__What is needed__:
Your task is to give the data again, exactly, with every line intact.

▬▬▬▬▬▬▬▬▬▬

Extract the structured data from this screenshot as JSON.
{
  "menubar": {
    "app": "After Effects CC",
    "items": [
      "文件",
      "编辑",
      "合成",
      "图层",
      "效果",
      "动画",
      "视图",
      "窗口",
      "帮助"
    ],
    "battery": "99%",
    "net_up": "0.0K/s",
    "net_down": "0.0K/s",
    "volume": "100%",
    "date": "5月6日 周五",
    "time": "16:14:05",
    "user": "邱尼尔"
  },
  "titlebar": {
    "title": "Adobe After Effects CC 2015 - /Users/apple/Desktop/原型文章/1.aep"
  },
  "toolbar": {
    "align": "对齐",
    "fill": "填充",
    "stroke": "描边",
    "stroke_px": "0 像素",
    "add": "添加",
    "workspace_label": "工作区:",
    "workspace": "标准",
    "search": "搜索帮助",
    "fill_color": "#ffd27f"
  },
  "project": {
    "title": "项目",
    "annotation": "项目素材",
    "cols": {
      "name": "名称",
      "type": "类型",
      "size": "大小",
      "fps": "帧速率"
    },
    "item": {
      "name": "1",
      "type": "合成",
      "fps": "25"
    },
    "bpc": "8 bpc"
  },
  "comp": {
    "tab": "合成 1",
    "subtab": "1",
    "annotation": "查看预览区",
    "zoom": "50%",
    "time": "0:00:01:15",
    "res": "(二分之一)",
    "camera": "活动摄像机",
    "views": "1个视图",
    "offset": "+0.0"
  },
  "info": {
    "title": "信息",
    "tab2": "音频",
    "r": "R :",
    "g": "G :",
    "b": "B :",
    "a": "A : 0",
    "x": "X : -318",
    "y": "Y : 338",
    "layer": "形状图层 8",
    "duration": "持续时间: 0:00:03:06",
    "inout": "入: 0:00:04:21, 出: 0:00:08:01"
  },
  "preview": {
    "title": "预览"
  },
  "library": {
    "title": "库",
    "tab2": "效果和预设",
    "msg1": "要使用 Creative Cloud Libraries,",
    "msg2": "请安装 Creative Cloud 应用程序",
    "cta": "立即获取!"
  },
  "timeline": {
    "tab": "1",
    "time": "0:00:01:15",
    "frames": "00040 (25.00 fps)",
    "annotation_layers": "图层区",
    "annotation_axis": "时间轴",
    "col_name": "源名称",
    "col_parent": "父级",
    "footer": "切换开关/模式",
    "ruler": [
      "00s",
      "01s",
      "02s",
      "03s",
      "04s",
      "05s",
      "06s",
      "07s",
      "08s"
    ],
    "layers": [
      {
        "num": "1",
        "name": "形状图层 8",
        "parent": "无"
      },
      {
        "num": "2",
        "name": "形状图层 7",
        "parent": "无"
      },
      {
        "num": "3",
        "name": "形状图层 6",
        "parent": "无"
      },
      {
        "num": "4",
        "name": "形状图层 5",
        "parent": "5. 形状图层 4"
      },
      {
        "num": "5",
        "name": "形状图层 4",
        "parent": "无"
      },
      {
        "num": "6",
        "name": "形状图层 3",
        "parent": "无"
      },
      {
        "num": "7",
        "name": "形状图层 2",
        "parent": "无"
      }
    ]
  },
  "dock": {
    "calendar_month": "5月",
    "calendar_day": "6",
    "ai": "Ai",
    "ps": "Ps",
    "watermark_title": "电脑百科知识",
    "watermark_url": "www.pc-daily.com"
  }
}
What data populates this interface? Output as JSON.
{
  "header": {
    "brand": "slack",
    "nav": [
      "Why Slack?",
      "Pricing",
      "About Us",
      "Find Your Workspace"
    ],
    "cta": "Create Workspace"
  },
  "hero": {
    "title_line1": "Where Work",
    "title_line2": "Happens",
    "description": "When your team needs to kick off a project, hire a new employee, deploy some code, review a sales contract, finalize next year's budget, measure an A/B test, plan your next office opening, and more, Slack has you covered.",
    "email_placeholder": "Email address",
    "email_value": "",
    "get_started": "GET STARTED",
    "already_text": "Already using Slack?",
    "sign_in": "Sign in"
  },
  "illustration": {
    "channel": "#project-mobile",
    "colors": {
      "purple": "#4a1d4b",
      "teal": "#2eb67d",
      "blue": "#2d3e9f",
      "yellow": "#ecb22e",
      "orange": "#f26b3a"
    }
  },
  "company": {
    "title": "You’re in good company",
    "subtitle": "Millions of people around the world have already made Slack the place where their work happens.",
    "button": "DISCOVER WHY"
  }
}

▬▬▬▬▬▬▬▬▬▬

__Reply__:
Extract the structured data from this screenshot as JSON.
{
  "menubar": {
    "app": "After Effects CC",
    "items": [
      "文件",
      "编辑",
      "合成",
      "图层",
      "效果",
      "动画",
      "视图",
      "窗口",
      "帮助"
    ],
    "battery": "99%",
    "net_up": "0.0K/s",
    "net_down": "0.0K/s",
    "volume": "100%",
    "date": "5月6日 周五",
    "time": "16:14:05",
    "user": "邱尼尔"
  },
  "titlebar": {
    "title": "Adobe After Effects CC 2015 - /Users/apple/Desktop/原型文章/1.aep"
  },
  "toolbar": {
    "align": "对齐",
    "fill": "填充",
    "stroke": "描边",
    "stroke_px": "0 像素",
    "add": "添加",
    "workspace_label": "工作区:",
    "workspace": "标准",
    "search": "搜索帮助",
    "fill_color": "#ffd27f"
  },
  "project": {
    "title": "项目",
    "annotation": "项目素材",
    "cols": {
      "name": "名称",
      "type": "类型",
      "size": "大小",
      "fps": "帧速率"
    },
    "item": {
      "name": "1",
      "type": "合成",
      "fps": "25"
    },
    "bpc": "8 bpc"
  },
  "comp": {
    "tab": "合成 1",
    "subtab": "1",
    "annotation": "查看预览区",
    "zoom": "50%",
    "time": "0:00:01:15",
    "res": "(二分之一)",
    "camera": "活动摄像机",
    "views": "1个视图",
    "offset": "+0.0"
  },
  "info": {
    "title": "信息",
    "tab2": "音频",
    "r": "R :",
    "g": "G :",
    "b": "B :",
    "a": "A : 0",
    "x": "X : -318",
    "y": "Y : 338",
    "layer": "形状图层 8",
    "duration": "持续时间: 0:00:03:06",
    "inout": "入: 0:00:04:21, 出: 0:00:08:01"
  },
  "preview": {
    "title": "预览"
  },
  "library": {
    "title": "库",
    "tab2": "效果和预设",
    "msg1": "要使用 Creative Cloud Libraries,",
    "msg2": "请安装 Creative Cloud 应用程序",
    "cta": "立即获取!"
  },
  "timeline": {
    "tab": "1",
    "time": "0:00:01:15",
    "frames": "00040 (25.00 fps)",
    "annotation_layers": "图层区",
    "annotation_axis": "时间轴",
    "col_name": "源名称",
    "col_parent": "父级",
    "footer": "切换开关/模式",
    "ruler": [
      "00s",
      "01s",
      "02s",
      "03s",
      "04s",
      "05s",
      "06s",
      "07s",
      "08s"
    ],
    "layers": [
      {
        "num": "1",
        "name": "形状图层 8",
        "parent": "无"
      },
      {
        "num": "2",
        "name": "形状图层 7",
        "parent": "无"
      },
      {
        "num": "3",
        "name": "形状图层 6",
        "parent": "无"
      },
      {
        "num": "4",
        "name": "形状图层 5",
        "parent": "5. 形状图层 4"
      },
      {
        "num": "5",
        "name": "形状图层 4",
        "parent": "无"
      },
      {
        "num": "6",
        "name": "形状图层 3",
        "parent": "无"
      },
      {
        "num": "7",
        "name": "形状图层 2",
        "parent": "无"
      }
    ]
  },
  "dock": {
    "calendar_month": "5月",
    "calendar_day": "6",
    "ai": "Ai",
    "ps": "Ps",
    "watermark_title": "电脑百科知识",
    "watermark_url": "www.pc-daily.com"
  }
}
What data populates this interface? Output as JSON.
{
  "header": {
    "brand": "slack",
    "nav": [
      "Why Slack?",
      "Pricing",
      "About Us",
      "Find Your Workspace"
    ],
    "cta": "Create Workspace"
  },
  "hero": {
    "title_line1": "Where Work",
    "title_line2": "Happens",
    "description": "When your team needs to kick off a project, hire a new employee, deploy some code, review a sales contract, finalize next year's budget, measure an A/B test, plan your next office opening, and more, Slack has you covered.",
    "email_placeholder": "Email address",
    "email_value": "",
    "get_started": "GET STARTED",
    "already_text": "Already using Slack?",
    "sign_in": "Sign in"
  },
  "illustration": {
    "channel": "#project-mobile",
    "colors": {
      "purple": "#4a1d4b",
      "teal": "#2eb67d",
      "blue": "#2d3e9f",
      "yellow": "#ecb22e",
      "orange": "#f26b3a"
    }
  },
  "company": {
    "title": "You’re in good company",
    "subtitle": "Millions of people around the world have already made Slack the place where their work happens.",
    "button": "DISCOVER WHY"
  }
}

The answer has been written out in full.